Journalists should be permitted to express themselves on social media. As this week illustrates, though, doing so can lead to a dilemma for their employers.
The government needs to address the whole ecosystem of the arts, increasing funding to the Australia Council so individual artists and small organisations get adequate support.
Christian Porter on Monday gave notice that he's determined to stage a fightback, however damaged his ministerial career might appear at the moment.
Porter claims even though he wasn't named in the ABC article, he was easily identifiable to many Australians. For the ABC, the defences to defamation are notoriously difficult to establish.
Journalists need to have the facts to support not just what they say explicitly, but what their work implies.
The ABC not only had a right, but it also had an obligation, to air a story that speaks to ministerial misconduct when it breaches standards set by prime ministers.
When President Trump claimed in a press conference that the election was being stolen from him, three major TV networks cut off their coverage.

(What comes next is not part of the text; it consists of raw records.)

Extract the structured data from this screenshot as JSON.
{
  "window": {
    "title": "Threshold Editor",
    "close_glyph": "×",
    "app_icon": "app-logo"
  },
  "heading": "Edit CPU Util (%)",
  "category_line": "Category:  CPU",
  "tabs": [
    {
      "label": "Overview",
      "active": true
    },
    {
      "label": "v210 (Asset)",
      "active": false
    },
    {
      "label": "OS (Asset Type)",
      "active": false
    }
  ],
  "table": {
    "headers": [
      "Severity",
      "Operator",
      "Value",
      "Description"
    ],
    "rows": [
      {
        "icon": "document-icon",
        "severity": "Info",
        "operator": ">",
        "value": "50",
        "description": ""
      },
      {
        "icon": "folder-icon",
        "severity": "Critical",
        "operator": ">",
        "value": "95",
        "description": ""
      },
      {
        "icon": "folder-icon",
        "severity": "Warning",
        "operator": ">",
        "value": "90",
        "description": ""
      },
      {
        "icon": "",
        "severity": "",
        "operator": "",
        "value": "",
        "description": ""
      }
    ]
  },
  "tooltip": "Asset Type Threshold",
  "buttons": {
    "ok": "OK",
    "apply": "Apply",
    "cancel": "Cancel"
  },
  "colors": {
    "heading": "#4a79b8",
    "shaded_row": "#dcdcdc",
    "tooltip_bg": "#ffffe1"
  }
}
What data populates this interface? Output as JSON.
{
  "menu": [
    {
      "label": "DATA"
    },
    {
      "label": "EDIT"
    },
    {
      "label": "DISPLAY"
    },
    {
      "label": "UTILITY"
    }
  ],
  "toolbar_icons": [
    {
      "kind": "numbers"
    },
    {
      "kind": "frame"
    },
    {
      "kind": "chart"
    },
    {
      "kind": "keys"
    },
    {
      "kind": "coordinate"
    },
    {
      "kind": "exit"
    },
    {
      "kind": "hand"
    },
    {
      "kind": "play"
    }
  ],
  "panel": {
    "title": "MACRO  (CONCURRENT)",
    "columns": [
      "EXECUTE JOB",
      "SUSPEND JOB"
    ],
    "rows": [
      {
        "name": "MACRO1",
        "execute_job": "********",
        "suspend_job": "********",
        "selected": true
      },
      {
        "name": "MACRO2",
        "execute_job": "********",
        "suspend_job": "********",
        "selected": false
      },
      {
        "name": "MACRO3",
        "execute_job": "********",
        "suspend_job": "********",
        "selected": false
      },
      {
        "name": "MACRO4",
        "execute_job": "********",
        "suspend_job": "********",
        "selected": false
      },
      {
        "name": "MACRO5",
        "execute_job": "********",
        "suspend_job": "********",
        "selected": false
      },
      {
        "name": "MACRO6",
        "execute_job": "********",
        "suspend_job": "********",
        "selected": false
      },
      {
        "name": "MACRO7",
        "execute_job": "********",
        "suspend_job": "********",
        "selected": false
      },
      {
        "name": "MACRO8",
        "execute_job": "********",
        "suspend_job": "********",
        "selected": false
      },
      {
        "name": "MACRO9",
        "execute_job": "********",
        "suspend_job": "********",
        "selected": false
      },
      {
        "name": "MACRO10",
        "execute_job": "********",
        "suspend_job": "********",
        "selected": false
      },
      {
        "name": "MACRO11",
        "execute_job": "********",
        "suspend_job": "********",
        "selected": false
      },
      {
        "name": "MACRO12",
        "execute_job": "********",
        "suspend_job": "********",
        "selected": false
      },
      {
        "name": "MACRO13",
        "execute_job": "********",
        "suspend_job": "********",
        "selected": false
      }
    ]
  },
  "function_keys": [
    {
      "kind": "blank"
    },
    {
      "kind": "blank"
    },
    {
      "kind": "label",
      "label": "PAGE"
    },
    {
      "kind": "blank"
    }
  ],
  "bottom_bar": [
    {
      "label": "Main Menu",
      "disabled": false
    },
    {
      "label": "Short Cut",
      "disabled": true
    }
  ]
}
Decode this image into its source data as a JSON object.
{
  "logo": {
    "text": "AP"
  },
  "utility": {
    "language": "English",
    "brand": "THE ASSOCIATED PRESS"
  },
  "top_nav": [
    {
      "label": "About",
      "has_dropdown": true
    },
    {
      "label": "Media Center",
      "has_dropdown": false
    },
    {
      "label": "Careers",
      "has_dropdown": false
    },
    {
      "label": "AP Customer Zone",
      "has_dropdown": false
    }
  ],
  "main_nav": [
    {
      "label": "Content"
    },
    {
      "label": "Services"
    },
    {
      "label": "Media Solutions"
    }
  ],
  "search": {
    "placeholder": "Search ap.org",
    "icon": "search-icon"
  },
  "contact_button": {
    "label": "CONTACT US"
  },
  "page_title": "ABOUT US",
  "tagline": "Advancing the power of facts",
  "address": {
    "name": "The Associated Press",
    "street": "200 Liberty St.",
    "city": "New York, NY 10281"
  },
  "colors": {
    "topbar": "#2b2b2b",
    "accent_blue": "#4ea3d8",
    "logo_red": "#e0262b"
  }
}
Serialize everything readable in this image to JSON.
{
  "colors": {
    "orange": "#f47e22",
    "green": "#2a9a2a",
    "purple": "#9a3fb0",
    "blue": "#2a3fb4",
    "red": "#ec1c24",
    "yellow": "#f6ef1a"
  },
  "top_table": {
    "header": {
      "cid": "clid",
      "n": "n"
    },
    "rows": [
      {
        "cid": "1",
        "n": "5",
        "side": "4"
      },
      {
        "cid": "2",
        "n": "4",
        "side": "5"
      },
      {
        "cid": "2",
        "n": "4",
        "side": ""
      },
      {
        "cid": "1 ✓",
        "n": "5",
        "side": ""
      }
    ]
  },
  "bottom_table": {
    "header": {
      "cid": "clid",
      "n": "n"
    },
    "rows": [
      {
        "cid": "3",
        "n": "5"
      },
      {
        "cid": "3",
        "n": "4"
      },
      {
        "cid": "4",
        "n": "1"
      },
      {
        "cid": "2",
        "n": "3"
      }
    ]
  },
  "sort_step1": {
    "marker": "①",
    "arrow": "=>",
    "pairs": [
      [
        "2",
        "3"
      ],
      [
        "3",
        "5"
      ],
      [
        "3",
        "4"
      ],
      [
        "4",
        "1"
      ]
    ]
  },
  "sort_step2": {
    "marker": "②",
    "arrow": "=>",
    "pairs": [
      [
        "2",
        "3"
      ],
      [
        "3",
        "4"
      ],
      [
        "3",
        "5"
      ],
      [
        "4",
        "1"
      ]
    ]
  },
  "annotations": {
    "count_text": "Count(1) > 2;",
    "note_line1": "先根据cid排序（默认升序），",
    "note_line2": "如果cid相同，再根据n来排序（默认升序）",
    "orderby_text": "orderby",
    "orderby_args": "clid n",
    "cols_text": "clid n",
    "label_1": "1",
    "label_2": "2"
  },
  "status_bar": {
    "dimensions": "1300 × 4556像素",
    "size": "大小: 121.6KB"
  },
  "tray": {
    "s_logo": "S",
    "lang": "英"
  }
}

A media scholar asks if this is a turning point.
The ABC could build a social media service to replace Facebook - but it doesn't have the funding, resources or political support to do so.
The amount going to arts and culture is a pimple to a pumpkin compared to what’s being pumped into the economy as a whole.
The news Foxtel received a speedy funding boost as the ABC faces another round of damaging cost cuts will raise eyebrows. And questions about how we spend taxpayers' money.
The daily morning bulletin from a trusted news source reached Australians far and wide, giving them quality information for the day.
As the Murdochs again hit the small screen in the documentary The Rise of the Murdoch Dynasty, it's worth considering: what is our fascination with this family?
The departure of journalist Emma Alberici from the national broadcaster is the latest example of the ABC being unable or unwilling to push back against hostile governments.
If the ACCC takes one of the tech giants to court for breach of the code, the penalty could be more than $10 million.
The past month has shown just how much diversity in media matters. But there is no quick fix – sustained, multi-pronged initiatives are required to bring more diverse journalists into the industry.
The national broadcaster has announced more cuts to its services, including 250 job losses and the axing of the major 7:45am news bulletin. It is the latest in a long line of blows to the ABC.
Since 2014, the ABC has lost $783 million in funding. It has now been announced another 250 jobs will go, further gutting the broadcaster and posing a serious threat to our democracy.
The federal government has announced a package to help regional media through the coronavirus crisis. But our national broadcasters have not been so lucky.
In dismissing the case, Justice Wendy Abraham drew attention to a huge gap in the protection of journalists’ sources under 'shield laws', which don't apply to most search warrants.
ABC's decision to ax its radio coverage of the 2020 Tokyo Olympics has been labeled a 'complete shame'. But from a financial viewpoint, the broadcaster had few other options.